>>>>>

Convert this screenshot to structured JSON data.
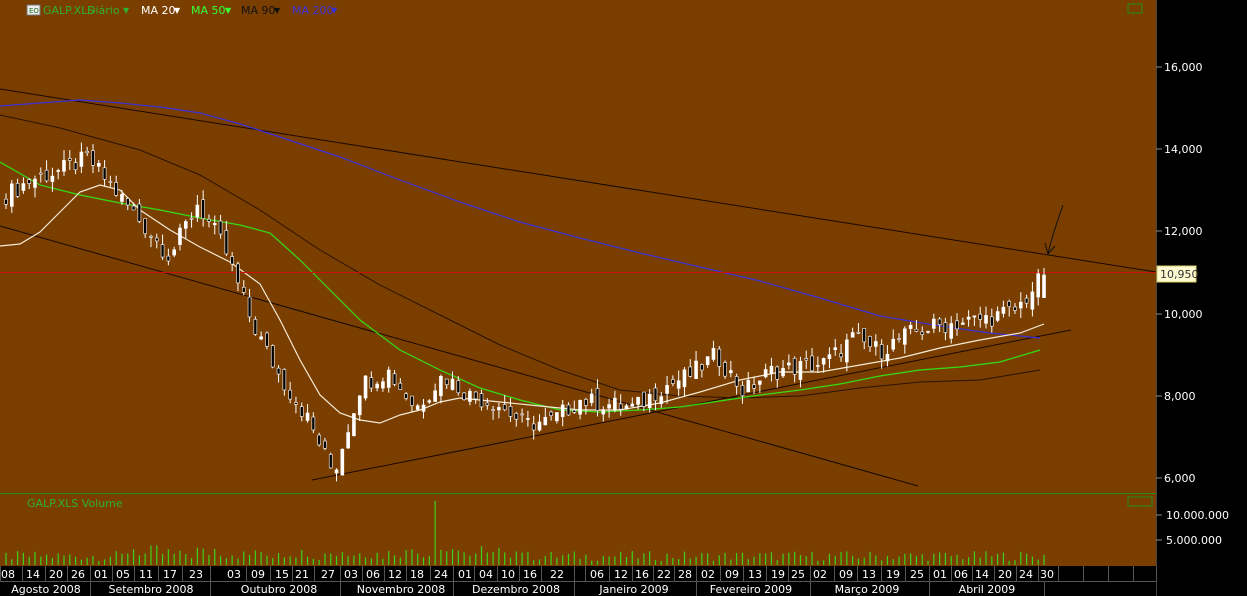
{
  "legend": {
    "symbol": "GALP.XLS",
    "symbol_suffix": "Diário",
    "ma": [
      {
        "label": "MA 20",
        "color": "#ffffff"
      },
      {
        "label": "MA 50",
        "color": "#33ff33"
      },
      {
        "label": "MA 90",
        "color": "#1a1a1a"
      },
      {
        "label": "MA 200",
        "color": "#3b2fd6"
      }
    ]
  },
  "volume_label": "GALP.XLS Volume",
  "price_badge": "10,950",
  "colors": {
    "background": "#7a3f00",
    "price_line": "#cc1010",
    "ma20": "#f4ead6",
    "ma50": "#33dd11",
    "ma90": "#2a1200",
    "ma200": "#3b2fd6",
    "trend": "#1a0800"
  },
  "chart_data": {
    "type": "candlestick",
    "title": "GALP.XLS Diário",
    "y_ticks": [
      "6,000",
      "8,000",
      "10,000",
      "12,000",
      "14,000",
      "16,000"
    ],
    "y_range": [
      5.6,
      17.5
    ],
    "volume_ticks": [
      "5.000.000",
      "10.000.000"
    ],
    "x_day_labels": [
      "08",
      "14",
      "20",
      "26",
      "01",
      "05",
      "11",
      "17",
      "23",
      "03",
      "09",
      "15",
      "21",
      "27",
      "03",
      "06",
      "12",
      "18",
      "24",
      "01",
      "04",
      "10",
      "16",
      "22",
      "06",
      "12",
      "16",
      "22",
      "28",
      "02",
      "09",
      "13",
      "19",
      "25",
      "02",
      "09",
      "13",
      "19",
      "25",
      "01",
      "06",
      "14",
      "20",
      "24",
      "30"
    ],
    "x_month_labels": [
      "Agosto 2008",
      "Setembro 2008",
      "Outubro 2008",
      "Novembro 2008",
      "Dezembro 2008",
      "Janeiro 2009",
      "Fevereiro 2009",
      "Março 2009",
      "Abril 2009"
    ],
    "last_close": 10.95,
    "price_series": [
      {
        "t": "2008-08-04",
        "close": 12.9
      },
      {
        "t": "2008-08-11",
        "close": 13.3
      },
      {
        "t": "2008-08-18",
        "close": 13.5
      },
      {
        "t": "2008-08-25",
        "close": 13.8
      },
      {
        "t": "2008-09-01",
        "close": 13.0
      },
      {
        "t": "2008-09-08",
        "close": 12.2
      },
      {
        "t": "2008-09-15",
        "close": 11.4
      },
      {
        "t": "2008-09-22",
        "close": 12.7
      },
      {
        "t": "2008-09-29",
        "close": 11.6
      },
      {
        "t": "2008-10-06",
        "close": 9.8
      },
      {
        "t": "2008-10-13",
        "close": 8.5
      },
      {
        "t": "2008-10-20",
        "close": 7.5
      },
      {
        "t": "2008-10-27",
        "close": 6.1
      },
      {
        "t": "2008-11-03",
        "close": 8.3
      },
      {
        "t": "2008-11-10",
        "close": 8.6
      },
      {
        "t": "2008-11-17",
        "close": 7.7
      },
      {
        "t": "2008-11-24",
        "close": 8.5
      },
      {
        "t": "2008-12-01",
        "close": 8.0
      },
      {
        "t": "2008-12-08",
        "close": 7.8
      },
      {
        "t": "2008-12-15",
        "close": 7.3
      },
      {
        "t": "2008-12-22",
        "close": 7.4
      },
      {
        "t": "2009-01-05",
        "close": 7.9
      },
      {
        "t": "2009-01-12",
        "close": 7.8
      },
      {
        "t": "2009-01-19",
        "close": 7.7
      },
      {
        "t": "2009-01-26",
        "close": 8.2
      },
      {
        "t": "2009-02-02",
        "close": 8.5
      },
      {
        "t": "2009-02-09",
        "close": 9.0
      },
      {
        "t": "2009-02-16",
        "close": 8.1
      },
      {
        "t": "2009-02-23",
        "close": 8.6
      },
      {
        "t": "2009-03-02",
        "close": 8.7
      },
      {
        "t": "2009-03-09",
        "close": 8.8
      },
      {
        "t": "2009-03-16",
        "close": 9.4
      },
      {
        "t": "2009-03-23",
        "close": 9.1
      },
      {
        "t": "2009-03-30",
        "close": 9.5
      },
      {
        "t": "2009-04-06",
        "close": 9.7
      },
      {
        "t": "2009-04-13",
        "close": 9.8
      },
      {
        "t": "2009-04-20",
        "close": 9.9
      },
      {
        "t": "2009-04-27",
        "close": 10.1
      },
      {
        "t": "2009-04-30",
        "close": 10.95
      }
    ]
  }
}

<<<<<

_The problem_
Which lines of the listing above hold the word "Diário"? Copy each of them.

_Written solution_
    "symbol_suffix": "Diário",
    "title": "GALP.XLS Diário",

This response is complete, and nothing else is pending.